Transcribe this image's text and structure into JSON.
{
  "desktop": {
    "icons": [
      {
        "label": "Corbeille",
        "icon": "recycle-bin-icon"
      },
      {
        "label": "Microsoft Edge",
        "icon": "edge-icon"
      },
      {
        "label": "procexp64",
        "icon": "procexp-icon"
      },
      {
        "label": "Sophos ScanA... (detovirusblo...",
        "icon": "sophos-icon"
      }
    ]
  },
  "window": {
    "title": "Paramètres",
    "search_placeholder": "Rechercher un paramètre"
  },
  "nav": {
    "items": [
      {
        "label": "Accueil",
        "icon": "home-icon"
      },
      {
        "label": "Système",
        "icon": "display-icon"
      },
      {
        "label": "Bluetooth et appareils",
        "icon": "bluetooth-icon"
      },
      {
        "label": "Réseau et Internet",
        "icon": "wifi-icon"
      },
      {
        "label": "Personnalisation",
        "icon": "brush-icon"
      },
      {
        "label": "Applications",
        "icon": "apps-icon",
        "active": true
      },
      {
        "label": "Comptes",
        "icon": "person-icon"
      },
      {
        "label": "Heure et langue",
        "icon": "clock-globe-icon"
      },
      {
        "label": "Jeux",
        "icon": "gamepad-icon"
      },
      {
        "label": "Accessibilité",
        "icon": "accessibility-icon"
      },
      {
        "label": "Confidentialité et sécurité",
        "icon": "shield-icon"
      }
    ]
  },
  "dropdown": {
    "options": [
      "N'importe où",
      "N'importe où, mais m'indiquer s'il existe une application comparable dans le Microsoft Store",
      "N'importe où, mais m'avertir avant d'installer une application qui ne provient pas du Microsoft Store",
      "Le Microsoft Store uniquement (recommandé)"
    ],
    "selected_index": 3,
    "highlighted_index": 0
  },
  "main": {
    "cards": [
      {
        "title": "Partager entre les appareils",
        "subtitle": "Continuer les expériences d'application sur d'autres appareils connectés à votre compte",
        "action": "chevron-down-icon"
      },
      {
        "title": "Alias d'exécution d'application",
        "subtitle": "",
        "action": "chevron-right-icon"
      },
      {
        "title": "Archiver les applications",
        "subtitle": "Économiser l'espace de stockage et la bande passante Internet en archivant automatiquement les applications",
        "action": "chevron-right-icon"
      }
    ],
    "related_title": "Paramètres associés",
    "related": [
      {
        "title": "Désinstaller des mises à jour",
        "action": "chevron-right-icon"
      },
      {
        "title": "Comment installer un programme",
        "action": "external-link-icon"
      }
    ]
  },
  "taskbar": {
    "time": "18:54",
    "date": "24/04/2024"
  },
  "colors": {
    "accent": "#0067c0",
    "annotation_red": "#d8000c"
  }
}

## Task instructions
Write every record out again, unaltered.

## Response to the task
Transcribe this image's text and structure into JSON.
{
  "desktop": {
    "icons": [
      {
        "label": "Corbeille",
        "icon": "recycle-bin-icon"
      },
      {
        "label": "Microsoft Edge",
        "icon": "edge-icon"
      },
      {
        "label": "procexp64",
        "icon": "procexp-icon"
      },
      {
        "label": "Sophos ScanA... (detovirusblo...",
        "icon": "sophos-icon"
      }
    ]
  },
  "window": {
    "title": "Paramètres",
    "search_placeholder": "Rechercher un paramètre"
  },
  "nav": {
    "items": [
      {
        "label": "Accueil",
        "icon": "home-icon"
      },
      {
        "label": "Système",
        "icon": "display-icon"
      },
      {
        "label": "Bluetooth et appareils",
        "icon": "bluetooth-icon"
      },
      {
        "label": "Réseau et Internet",
        "icon": "wifi-icon"
      },
      {
        "label": "Personnalisation",
        "icon": "brush-icon"
      },
      {
        "label": "Applications",
        "icon": "apps-icon",
        "active": true
      },
      {
        "label": "Comptes",
        "icon": "person-icon"
      },
      {
        "label": "Heure et langue",
        "icon": "clock-globe-icon"
      },
      {
        "label": "Jeux",
        "icon": "gamepad-icon"
      },
      {
        "label": "Accessibilité",
        "icon": "accessibility-icon"
      },
      {
        "label": "Confidentialité et sécurité",
        "icon": "shield-icon"
      }
    ]
  },
  "dropdown": {
    "options": [
      "N'importe où",
      "N'importe où, mais m'indiquer s'il existe une application comparable dans le Microsoft Store",
      "N'importe où, mais m'avertir avant d'installer une application qui ne provient pas du Microsoft Store",
      "Le Microsoft Store uniquement (recommandé)"
    ],
    "selected_index": 3,
    "highlighted_index": 0
  },
  "main": {
    "cards": [
      {
        "title": "Partager entre les appareils",
        "subtitle": "Continuer les expériences d'application sur d'autres appareils connectés à votre compte",
        "action": "chevron-down-icon"
      },
      {
        "title": "Alias d'exécution d'application",
        "subtitle": "",
        "action": "chevron-right-icon"
      },
      {
        "title": "Archiver les applications",
        "subtitle": "Économiser l'espace de stockage et la bande passante Internet en archivant automatiquement les applications",
        "action": "chevron-right-icon"
      }
    ],
    "related_title": "Paramètres associés",
    "related": [
      {
        "title": "Désinstaller des mises à jour",
        "action": "chevron-right-icon"
      },
      {
        "title": "Comment installer un programme",
        "action": "external-link-icon"
      }
    ]
  },
  "taskbar": {
    "time": "18:54",
    "date": "24/04/2024"
  },
  "colors": {
    "accent": "#0067c0",
    "annotation_red": "#d8000c"
  }
}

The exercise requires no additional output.